**Assignment:** Pictures aside, can you reproduce the records word for word?

-- Listed records follows --

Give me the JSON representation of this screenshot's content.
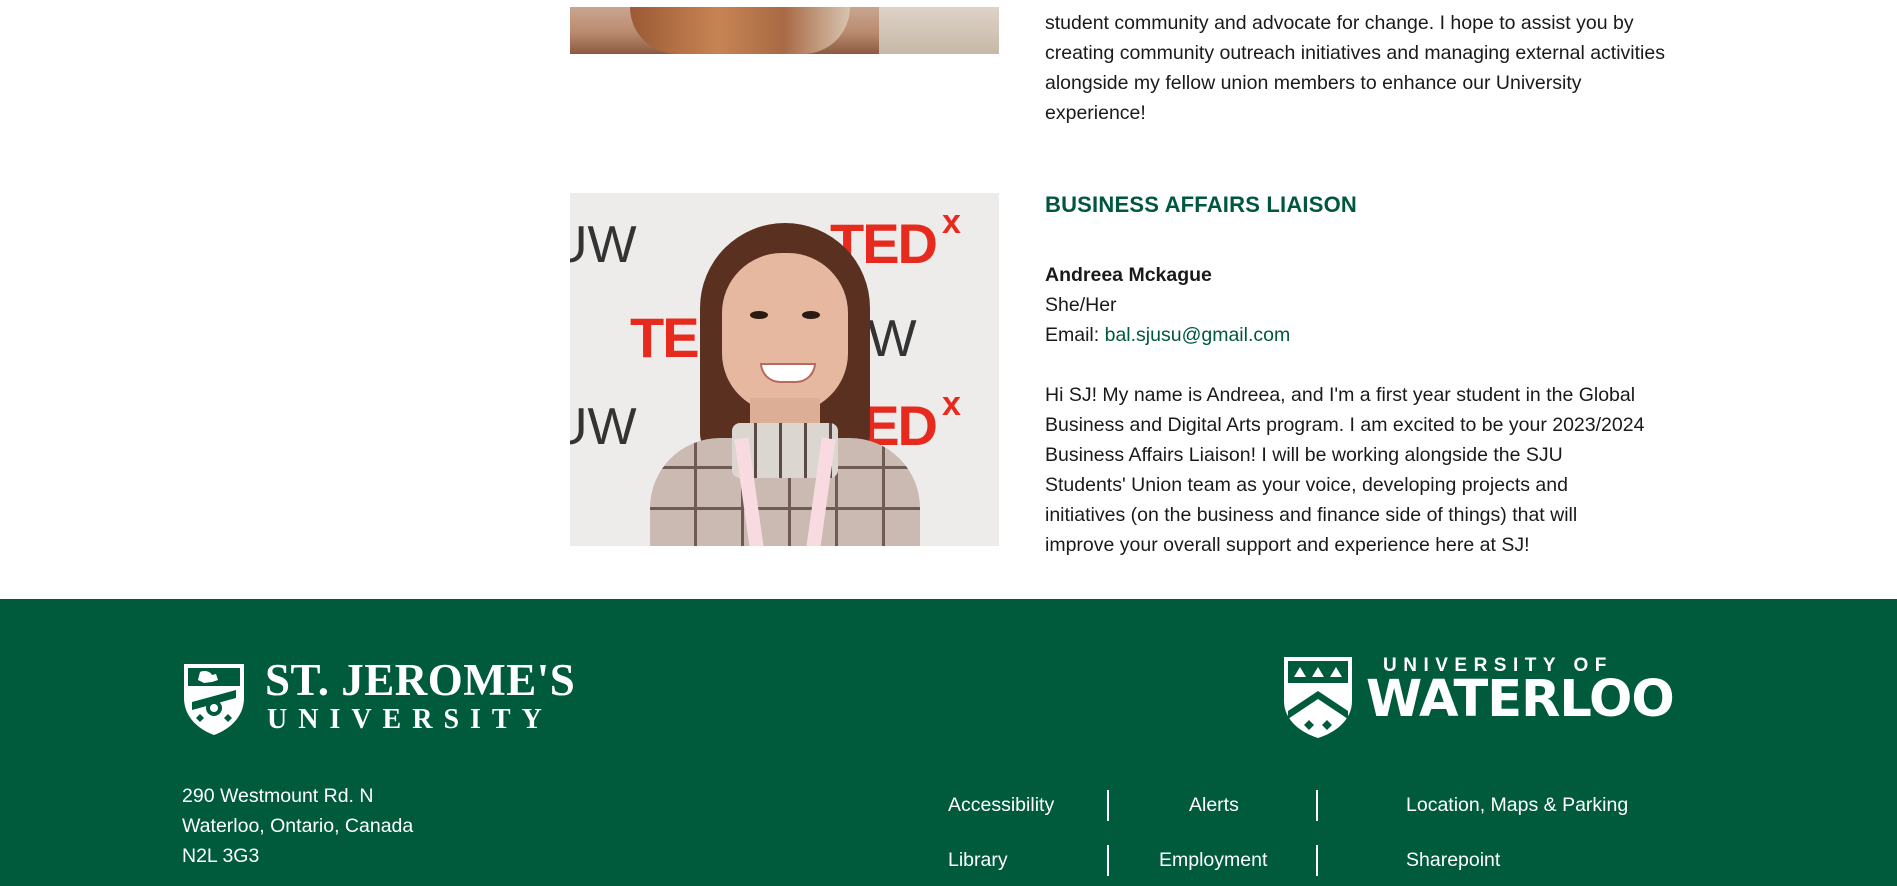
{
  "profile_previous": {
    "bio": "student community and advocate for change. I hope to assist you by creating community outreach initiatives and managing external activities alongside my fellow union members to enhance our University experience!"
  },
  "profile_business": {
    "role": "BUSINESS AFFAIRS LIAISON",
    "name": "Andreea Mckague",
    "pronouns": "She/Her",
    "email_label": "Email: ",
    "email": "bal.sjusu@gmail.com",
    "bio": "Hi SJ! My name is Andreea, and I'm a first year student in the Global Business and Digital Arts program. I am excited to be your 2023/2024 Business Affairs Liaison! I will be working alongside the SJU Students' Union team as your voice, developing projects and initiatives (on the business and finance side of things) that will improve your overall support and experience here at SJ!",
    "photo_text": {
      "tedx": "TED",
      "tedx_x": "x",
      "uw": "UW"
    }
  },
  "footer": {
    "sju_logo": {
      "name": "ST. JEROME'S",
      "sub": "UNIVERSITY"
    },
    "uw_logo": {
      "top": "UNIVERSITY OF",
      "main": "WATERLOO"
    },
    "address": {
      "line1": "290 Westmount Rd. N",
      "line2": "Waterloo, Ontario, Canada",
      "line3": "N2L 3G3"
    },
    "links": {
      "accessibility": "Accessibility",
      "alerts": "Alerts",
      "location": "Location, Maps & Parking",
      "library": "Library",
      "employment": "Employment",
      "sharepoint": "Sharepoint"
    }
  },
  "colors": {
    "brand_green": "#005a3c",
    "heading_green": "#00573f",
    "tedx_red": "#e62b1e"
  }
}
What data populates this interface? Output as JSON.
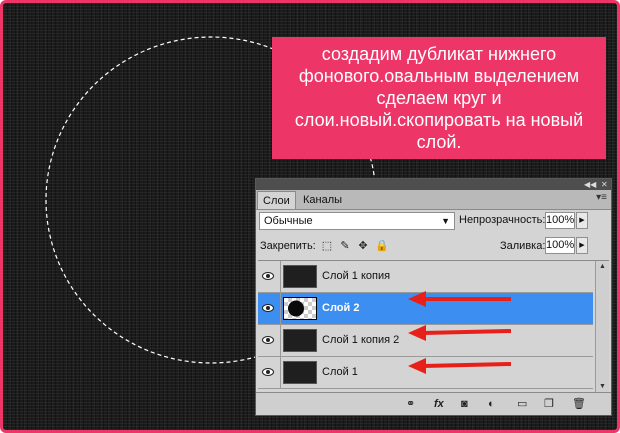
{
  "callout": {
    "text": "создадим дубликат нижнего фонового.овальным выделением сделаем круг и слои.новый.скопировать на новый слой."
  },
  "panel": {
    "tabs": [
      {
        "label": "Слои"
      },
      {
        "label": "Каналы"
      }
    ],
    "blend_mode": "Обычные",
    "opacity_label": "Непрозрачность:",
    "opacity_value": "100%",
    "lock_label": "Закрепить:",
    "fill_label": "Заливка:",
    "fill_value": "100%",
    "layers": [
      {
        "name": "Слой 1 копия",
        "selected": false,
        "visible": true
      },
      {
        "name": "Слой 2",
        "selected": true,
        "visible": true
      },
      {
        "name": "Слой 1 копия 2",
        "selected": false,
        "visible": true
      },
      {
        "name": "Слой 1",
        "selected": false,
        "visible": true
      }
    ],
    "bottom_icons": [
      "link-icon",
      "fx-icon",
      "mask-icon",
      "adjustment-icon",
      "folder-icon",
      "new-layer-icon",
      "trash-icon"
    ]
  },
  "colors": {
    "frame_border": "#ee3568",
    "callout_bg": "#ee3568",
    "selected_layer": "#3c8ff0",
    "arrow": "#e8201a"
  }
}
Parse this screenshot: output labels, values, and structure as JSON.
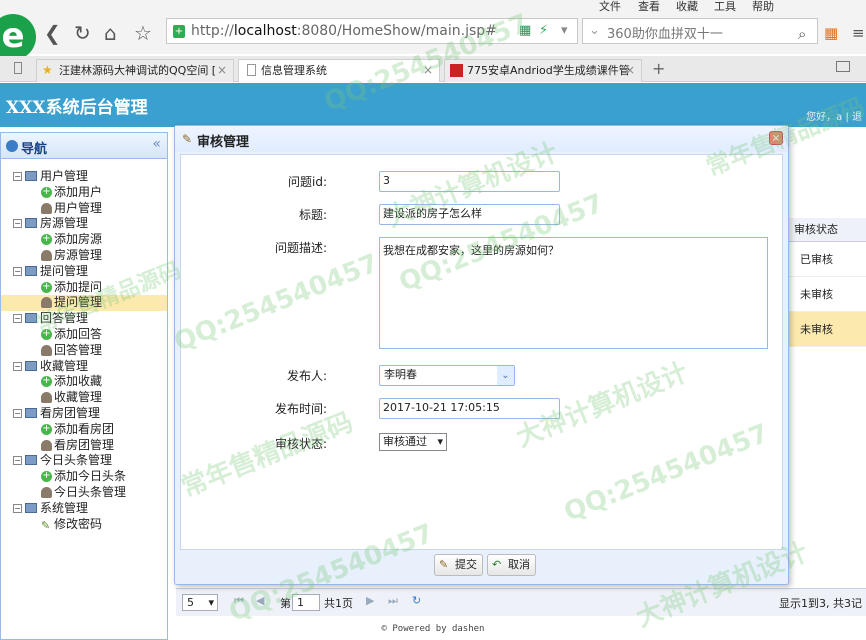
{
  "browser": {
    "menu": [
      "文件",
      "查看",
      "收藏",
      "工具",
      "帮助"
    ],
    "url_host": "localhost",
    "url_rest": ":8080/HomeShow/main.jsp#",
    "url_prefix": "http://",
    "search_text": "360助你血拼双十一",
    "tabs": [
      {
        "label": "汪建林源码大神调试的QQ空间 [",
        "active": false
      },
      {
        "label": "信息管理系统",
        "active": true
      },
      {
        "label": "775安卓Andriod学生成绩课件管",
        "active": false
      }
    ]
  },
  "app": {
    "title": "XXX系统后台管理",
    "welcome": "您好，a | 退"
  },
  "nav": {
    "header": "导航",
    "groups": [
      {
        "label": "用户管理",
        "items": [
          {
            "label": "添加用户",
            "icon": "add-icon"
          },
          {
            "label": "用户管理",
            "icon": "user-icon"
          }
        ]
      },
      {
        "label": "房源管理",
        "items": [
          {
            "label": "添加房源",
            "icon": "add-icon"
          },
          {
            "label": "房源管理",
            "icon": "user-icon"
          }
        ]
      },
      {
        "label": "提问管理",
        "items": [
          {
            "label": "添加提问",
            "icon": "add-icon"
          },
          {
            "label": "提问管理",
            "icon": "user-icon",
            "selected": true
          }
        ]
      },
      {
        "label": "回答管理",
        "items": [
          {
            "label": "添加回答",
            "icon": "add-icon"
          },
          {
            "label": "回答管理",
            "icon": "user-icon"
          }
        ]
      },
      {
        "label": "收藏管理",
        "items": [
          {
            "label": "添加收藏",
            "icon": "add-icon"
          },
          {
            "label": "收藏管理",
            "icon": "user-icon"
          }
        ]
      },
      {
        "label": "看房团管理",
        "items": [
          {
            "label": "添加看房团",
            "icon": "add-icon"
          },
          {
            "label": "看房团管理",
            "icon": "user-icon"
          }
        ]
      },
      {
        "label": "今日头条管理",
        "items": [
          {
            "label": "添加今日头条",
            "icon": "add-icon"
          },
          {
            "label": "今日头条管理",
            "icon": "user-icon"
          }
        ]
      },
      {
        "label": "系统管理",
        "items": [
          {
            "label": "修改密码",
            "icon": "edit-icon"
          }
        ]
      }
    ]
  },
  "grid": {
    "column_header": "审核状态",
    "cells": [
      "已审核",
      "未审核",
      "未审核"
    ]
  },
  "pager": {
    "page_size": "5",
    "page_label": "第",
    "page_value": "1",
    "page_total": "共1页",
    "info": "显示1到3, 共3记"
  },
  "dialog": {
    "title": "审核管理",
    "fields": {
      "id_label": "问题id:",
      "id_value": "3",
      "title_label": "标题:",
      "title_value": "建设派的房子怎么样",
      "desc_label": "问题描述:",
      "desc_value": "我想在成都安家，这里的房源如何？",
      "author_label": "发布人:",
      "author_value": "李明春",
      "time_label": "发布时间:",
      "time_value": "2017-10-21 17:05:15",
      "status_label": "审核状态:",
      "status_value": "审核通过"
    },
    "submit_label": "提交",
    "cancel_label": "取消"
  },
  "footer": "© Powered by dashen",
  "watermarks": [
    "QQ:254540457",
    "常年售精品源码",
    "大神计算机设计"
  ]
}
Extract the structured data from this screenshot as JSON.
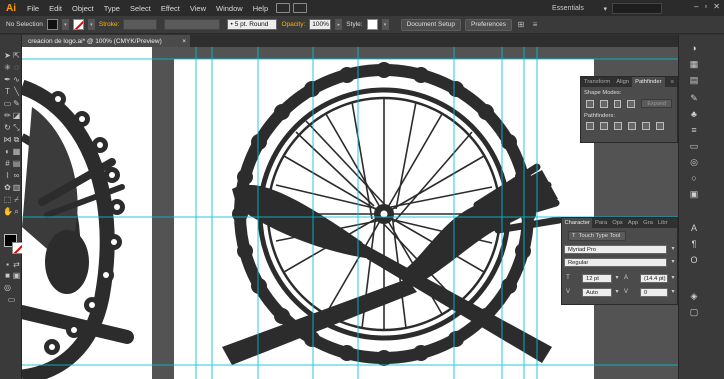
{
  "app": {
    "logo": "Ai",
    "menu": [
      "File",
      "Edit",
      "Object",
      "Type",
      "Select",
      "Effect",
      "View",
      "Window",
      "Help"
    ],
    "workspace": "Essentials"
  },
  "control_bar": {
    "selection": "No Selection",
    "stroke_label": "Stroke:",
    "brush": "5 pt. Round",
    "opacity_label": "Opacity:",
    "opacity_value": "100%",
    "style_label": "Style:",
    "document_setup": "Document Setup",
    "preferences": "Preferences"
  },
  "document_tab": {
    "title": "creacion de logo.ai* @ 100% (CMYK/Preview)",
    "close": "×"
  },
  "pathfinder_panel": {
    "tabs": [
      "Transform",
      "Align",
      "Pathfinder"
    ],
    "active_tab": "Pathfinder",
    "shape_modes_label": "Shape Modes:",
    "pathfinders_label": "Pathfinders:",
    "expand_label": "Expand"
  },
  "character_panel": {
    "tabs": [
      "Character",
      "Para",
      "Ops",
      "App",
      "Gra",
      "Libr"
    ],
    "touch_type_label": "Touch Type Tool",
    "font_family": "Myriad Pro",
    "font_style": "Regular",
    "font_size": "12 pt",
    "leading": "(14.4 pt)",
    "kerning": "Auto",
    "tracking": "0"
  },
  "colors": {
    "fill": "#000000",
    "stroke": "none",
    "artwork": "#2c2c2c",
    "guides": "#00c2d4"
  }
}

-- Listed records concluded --

**Your solution:**
Give me the JSON representation of this screenshot's content.
{
  "profile_previous": {
    "bio": "student community and advocate for change. I hope to assist you by creating community outreach initiatives and managing external activities alongside my fellow union members to enhance our University experience!"
  },
  "profile_business": {
    "role": "BUSINESS AFFAIRS LIAISON",
    "name": "Andreea Mckague",
    "pronouns": "She/Her",
    "email_label": "Email: ",
    "email": "bal.sjusu@gmail.com",
    "bio": "Hi SJ! My name is Andreea, and I'm a first year student in the Global Business and Digital Arts program. I am excited to be your 2023/2024 Business Affairs Liaison! I will be working alongside the SJU Students' Union team as your voice, developing projects and initiatives (on the business and finance side of things) that will improve your overall support and experience here at SJ!",
    "photo_text": {
      "tedx": "TED",
      "tedx_x": "x",
      "uw": "UW"
    }
  },
  "footer": {
    "sju_logo": {
      "name": "ST. JEROME'S",
      "sub": "UNIVERSITY"
    },
    "uw_logo": {
      "top": "UNIVERSITY OF",
      "main": "WATERLOO"
    },
    "address": {
      "line1": "290 Westmount Rd. N",
      "line2": "Waterloo, Ontario, Canada",
      "line3": "N2L 3G3"
    },
    "links": {
      "accessibility": "Accessibility",
      "alerts": "Alerts",
      "location": "Location, Maps & Parking",
      "library": "Library",
      "employment": "Employment",
      "sharepoint": "Sharepoint"
    }
  },
  "colors": {
    "brand_green": "#005a3c",
    "heading_green": "#00573f",
    "tedx_red": "#e62b1e"
  }
}
What data populates this interface? Output as JSON.
{
  "callout": {
    "text": "создадим дубликат нижнего фонового.овальным выделением сделаем круг и слои.новый.скопировать на новый слой."
  },
  "panel": {
    "tabs": [
      {
        "label": "Слои"
      },
      {
        "label": "Каналы"
      }
    ],
    "blend_mode": "Обычные",
    "opacity_label": "Непрозрачность:",
    "opacity_value": "100%",
    "lock_label": "Закрепить:",
    "fill_label": "Заливка:",
    "fill_value": "100%",
    "layers": [
      {
        "name": "Слой 1 копия",
        "selected": false,
        "visible": true
      },
      {
        "name": "Слой 2",
        "selected": true,
        "visible": true
      },
      {
        "name": "Слой 1 копия 2",
        "selected": false,
        "visible": true
      },
      {
        "name": "Слой 1",
        "selected": false,
        "visible": true
      }
    ],
    "bottom_icons": [
      "link-icon",
      "fx-icon",
      "mask-icon",
      "adjustment-icon",
      "folder-icon",
      "new-layer-icon",
      "trash-icon"
    ]
  },
  "colors": {
    "frame_border": "#ee3568",
    "callout_bg": "#ee3568",
    "selected_layer": "#3c8ff0",
    "arrow": "#e8201a"
  }
}
Parse this screenshot: output labels, values, and structure as JSON.
{
  "browser": {
    "menu": [
      "文件",
      "查看",
      "收藏",
      "工具",
      "帮助"
    ],
    "url_host": "localhost",
    "url_rest": ":8080/HomeShow/main.jsp#",
    "url_prefix": "http://",
    "search_text": "360助你血拼双十一",
    "tabs": [
      {
        "label": "汪建林源码大神调试的QQ空间 [",
        "active": false
      },
      {
        "label": "信息管理系统",
        "active": true
      },
      {
        "label": "775安卓Andriod学生成绩课件管",
        "active": false
      }
    ]
  },
  "app": {
    "title": "XXX系统后台管理",
    "welcome": "您好，a | 退"
  },
  "nav": {
    "header": "导航",
    "groups": [
      {
        "label": "用户管理",
        "items": [
          {
            "label": "添加用户",
            "icon": "add-icon"
          },
          {
            "label": "用户管理",
            "icon": "user-icon"
          }
        ]
      },
      {
        "label": "房源管理",
        "items": [
          {
            "label": "添加房源",
            "icon": "add-icon"
          },
          {
            "label": "房源管理",
            "icon": "user-icon"
          }
        ]
      },
      {
        "label": "提问管理",
        "items": [
          {
            "label": "添加提问",
            "icon": "add-icon"
          },
          {
            "label": "提问管理",
            "icon": "user-icon",
            "selected": true
          }
        ]
      },
      {
        "label": "回答管理",
        "items": [
          {
            "label": "添加回答",
            "icon": "add-icon"
          },
          {
            "label": "回答管理",
            "icon": "user-icon"
          }
        ]
      },
      {
        "label": "收藏管理",
        "items": [
          {
            "label": "添加收藏",
            "icon": "add-icon"
          },
          {
            "label": "收藏管理",
            "icon": "user-icon"
          }
        ]
      },
      {
        "label": "看房团管理",
        "items": [
          {
            "label": "添加看房团",
            "icon": "add-icon"
          },
          {
            "label": "看房团管理",
            "icon": "user-icon"
          }
        ]
      },
      {
        "label": "今日头条管理",
        "items": [
          {
            "label": "添加今日头条",
            "icon": "add-icon"
          },
          {
            "label": "今日头条管理",
            "icon": "user-icon"
          }
        ]
      },
      {
        "label": "系统管理",
        "items": [
          {
            "label": "修改密码",
            "icon": "edit-icon"
          }
        ]
      }
    ]
  },
  "grid": {
    "column_header": "审核状态",
    "cells": [
      "已审核",
      "未审核",
      "未审核"
    ]
  },
  "pager": {
    "page_size": "5",
    "page_label": "第",
    "page_value": "1",
    "page_total": "共1页",
    "info": "显示1到3, 共3记"
  },
  "dialog": {
    "title": "审核管理",
    "fields": {
      "id_label": "问题id:",
      "id_value": "3",
      "title_label": "标题:",
      "title_value": "建设派的房子怎么样",
      "desc_label": "问题描述:",
      "desc_value": "我想在成都安家，这里的房源如何？",
      "author_label": "发布人:",
      "author_value": "李明春",
      "time_label": "发布时间:",
      "time_value": "2017-10-21 17:05:15",
      "status_label": "审核状态:",
      "status_value": "审核通过"
    },
    "submit_label": "提交",
    "cancel_label": "取消"
  },
  "footer": "© Powered by dashen",
  "watermarks": [
    "QQ:254540457",
    "常年售精品源码",
    "大神计算机设计"
  ]
}
Extract the structured data from this screenshot as JSON.
{
  "app": {
    "logo": "Ai",
    "menu": [
      "File",
      "Edit",
      "Object",
      "Type",
      "Select",
      "Effect",
      "View",
      "Window",
      "Help"
    ],
    "workspace": "Essentials"
  },
  "control_bar": {
    "selection": "No Selection",
    "stroke_label": "Stroke:",
    "brush": "5 pt. Round",
    "opacity_label": "Opacity:",
    "opacity_value": "100%",
    "style_label": "Style:",
    "document_setup": "Document Setup",
    "preferences": "Preferences"
  },
  "document_tab": {
    "title": "creacion de logo.ai* @ 100% (CMYK/Preview)",
    "close": "×"
  },
  "pathfinder_panel": {
    "tabs": [
      "Transform",
      "Align",
      "Pathfinder"
    ],
    "active_tab": "Pathfinder",
    "shape_modes_label": "Shape Modes:",
    "pathfinders_label": "Pathfinders:",
    "expand_label": "Expand"
  },
  "character_panel": {
    "tabs": [
      "Character",
      "Para",
      "Ops",
      "App",
      "Gra",
      "Libr"
    ],
    "touch_type_label": "Touch Type Tool",
    "font_family": "Myriad Pro",
    "font_style": "Regular",
    "font_size": "12 pt",
    "leading": "(14.4 pt)",
    "kerning": "Auto",
    "tracking": "0"
  },
  "colors": {
    "fill": "#000000",
    "stroke": "none",
    "artwork": "#2c2c2c",
    "guides": "#00c2d4"
  }
}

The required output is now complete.